  7. Having the opportunity to live abroad is amazing. I am so enjoying your journey.

    Living in the south, chestnuts are not something readily available but, I have always been enchanted by it's winter stories.

    Enjoy the festival! Looking forward to your posts.

  8. If anyone wants my chestnut soup recipe (not something I give out lightly!) email me on Sharon

  9. I absolutely love reading your blog and living in Provence vicariously through you, Tuula! Keep writing, and know that a 30 year old, barefoot and pregnant, English Ph.D. student in Houston, TX is a big fan! (I even went out and bought French in 10 minutes a Day because you said it was good!)

  10. These comments are so great, thank you thank you!

    Velva, glad you are enjoying the blog, your blog is très amazing as well -really happy we got to connect.

    Sharon, we just got back from second leg of the long chestnut weekend & found they were selling chestnut soup, but to take home in a jar, - would much rather have the fresh version, so will for sure email you for the recipe, many thanks!

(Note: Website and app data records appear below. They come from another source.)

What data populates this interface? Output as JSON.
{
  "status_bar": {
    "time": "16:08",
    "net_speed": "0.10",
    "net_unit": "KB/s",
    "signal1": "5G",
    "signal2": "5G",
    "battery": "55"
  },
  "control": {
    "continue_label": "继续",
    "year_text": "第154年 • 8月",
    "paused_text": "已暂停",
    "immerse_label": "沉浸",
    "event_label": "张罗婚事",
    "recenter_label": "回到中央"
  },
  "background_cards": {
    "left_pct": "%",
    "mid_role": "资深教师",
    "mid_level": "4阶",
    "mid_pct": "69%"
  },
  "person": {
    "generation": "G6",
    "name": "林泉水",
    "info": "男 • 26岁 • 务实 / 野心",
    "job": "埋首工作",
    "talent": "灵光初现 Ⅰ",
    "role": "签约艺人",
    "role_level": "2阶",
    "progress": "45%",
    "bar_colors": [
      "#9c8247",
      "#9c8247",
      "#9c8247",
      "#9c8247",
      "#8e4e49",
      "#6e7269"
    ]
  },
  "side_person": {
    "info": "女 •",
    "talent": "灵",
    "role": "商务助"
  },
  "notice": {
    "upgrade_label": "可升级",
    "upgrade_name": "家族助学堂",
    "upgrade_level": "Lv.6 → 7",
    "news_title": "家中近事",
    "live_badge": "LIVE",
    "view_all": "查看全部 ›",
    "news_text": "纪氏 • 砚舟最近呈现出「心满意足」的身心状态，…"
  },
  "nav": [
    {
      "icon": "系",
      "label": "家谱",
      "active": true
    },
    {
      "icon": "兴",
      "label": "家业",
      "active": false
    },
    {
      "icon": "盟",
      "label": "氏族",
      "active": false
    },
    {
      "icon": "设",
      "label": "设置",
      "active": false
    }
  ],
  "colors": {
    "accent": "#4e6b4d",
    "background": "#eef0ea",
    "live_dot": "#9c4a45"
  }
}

    Patricia, your comment is so so sweet & it really means a lot to me that you like what I'm writing! If I remember correctly, you were one of the first people to follow the blog and I so appreciate that you've stuck with me all these months - it's a lot of work sometimes but makes me feel so good to get your compliment, like it's all been worth it :) Hope I get to hear more about your life in Houston, I was an English major & loved it too :) a bientot! xx

  11. We had marrons for lunch on Sunday!
    Happy November (how did we get here all already?!) and thanks for the tip about Chasing Cezanne, I love Mr.Mayle so definitely going to have to check this out x

  12. Street vendors calling out 'Marrons chauds'is music to my ears. I can't resist chestnuts!

    Big fan of Peter Mayle's earlier Provence books! They make you dream while you flick through the pages.